- Introduction 2 -              The New Work of Assessment

As Gunther Kress (2003) argues in Literacy in the New Media Age, the screen and the image have now replaced the book and written word as the dominant means of communication. Throughout the book, he explores how these changes will affect the future of literacy. Kress (2005) explains:

It is no longer possible to think about literacy in isolation from a vast array of social, technological and economic factors. Two distinct yet related factors deserve to be particularly highlighted. These are, on the one hand, the broad move from the now centuries-long dominance of writing to the new dominance of the image, on the other hand, the move from the dominance of the medium of the book to the dominance of the medium of the screen. These two together are producing a revolution in the uses and effects of literacy and of associated means for representing and communicating at every level and at every domain (p.1).
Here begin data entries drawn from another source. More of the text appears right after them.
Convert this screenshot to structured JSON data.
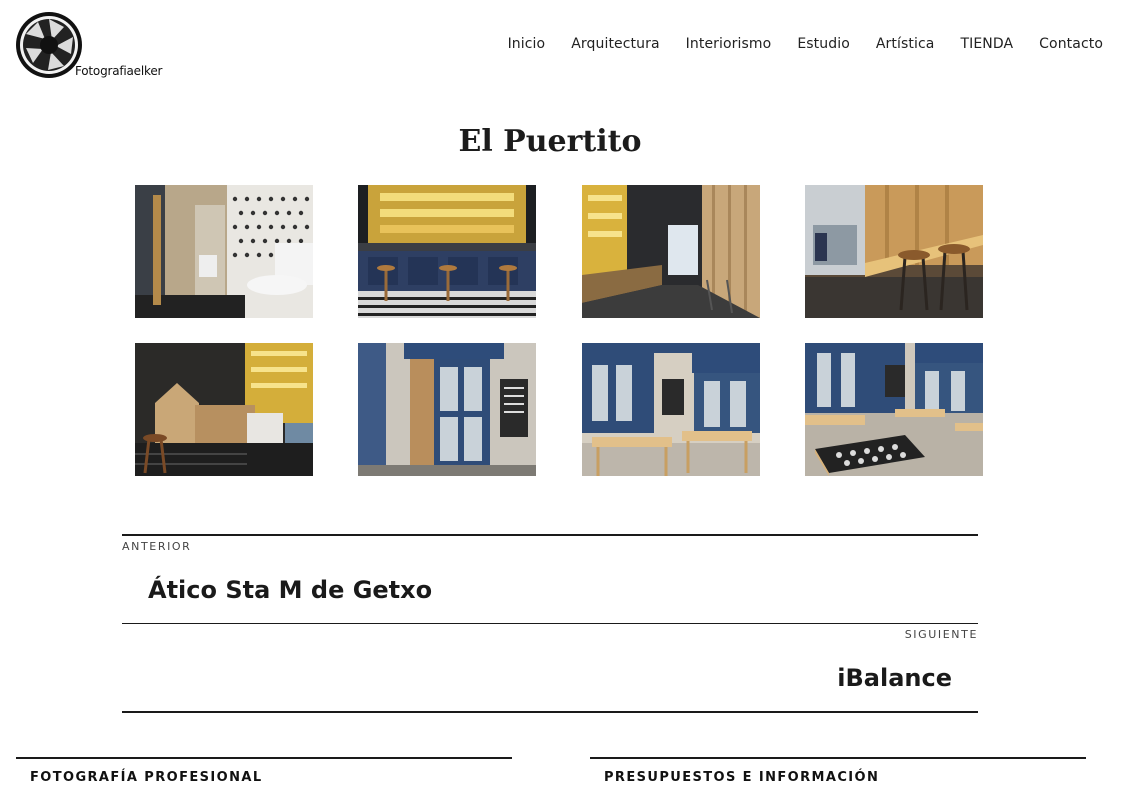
{
  "header": {
    "logo_text": "Fotografiaelker",
    "nav": [
      "Inicio",
      "Arquitectura",
      "Interiorismo",
      "Estudio",
      "Artística",
      "TIENDA",
      "Contacto"
    ]
  },
  "page": {
    "title": "El Puertito"
  },
  "gallery": {
    "images": [
      {
        "icon": "restroom-photo"
      },
      {
        "icon": "bar-counter-photo"
      },
      {
        "icon": "bar-corridor-photo"
      },
      {
        "icon": "bar-stools-photo"
      },
      {
        "icon": "bar-interior-photo"
      },
      {
        "icon": "storefront-door-photo"
      },
      {
        "icon": "terrace-photo"
      },
      {
        "icon": "terrace-tables-photo"
      }
    ]
  },
  "post_nav": {
    "previous_label": "ANTERIOR",
    "previous_title": "Ático Sta M de Getxo",
    "next_label": "SIGUIENTE",
    "next_title": "iBalance"
  },
  "footer": {
    "col1_title": "FOTOGRAFÍA PROFESIONAL",
    "col2_title": "PRESUPUESTOS E INFORMACIÓN"
  },
  "colors": {
    "text": "#1a1a1a",
    "blue_facade": "#2f4c78",
    "warm_light": "#e8c25a"
  }
}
- Introduction -              The New Work of Assessment

Dec 4

Talk about bad rhetorical strategy

This is from an article by Urbanski in the volume she edited (citation below automatically created by copying from Kindle — but obviously not complete).

I love the comeback about how not to entice young people to read books!

Vaidhyanathan even addresses Bauerlein’s recent headline-grabbing book, The Dumbest Generation: How the DigitalAge Stupefies Young Americans and Jeopardizes Our Future with his own pithy response: “Well, if there is one way to ensure that young people do not read more books than necessary, it is to call them dumb in the title of a book. The book is strongly argued, but the voices of those who concern the author are curiously absent.”

Heather Urbanski. Writing and the Digital Generation: Essays on New Media Rhetoric (p. 247). Kindle Edition.

Dec 4
My first “artsy” photo — Ivy the dragon Fjord.

My first “artsy” photo — Ivy the dragon Fjord.

Dec 4

My favorite social bookmarking tool

I don’t often see Diigo on the list of “add this” options on various web sites, but I don’t know why as it’s so popular in education and it’s definitely my favorite social bookmarking tool.  I like being able to save links to various groups I’ve set up, for my classes as well as for colleagues, and I love being able to highlight and attach annotations to web texts.

Here’s my Diigo library, which mostly features topics relating to teaching digital writing as well as gender and sexuality studies.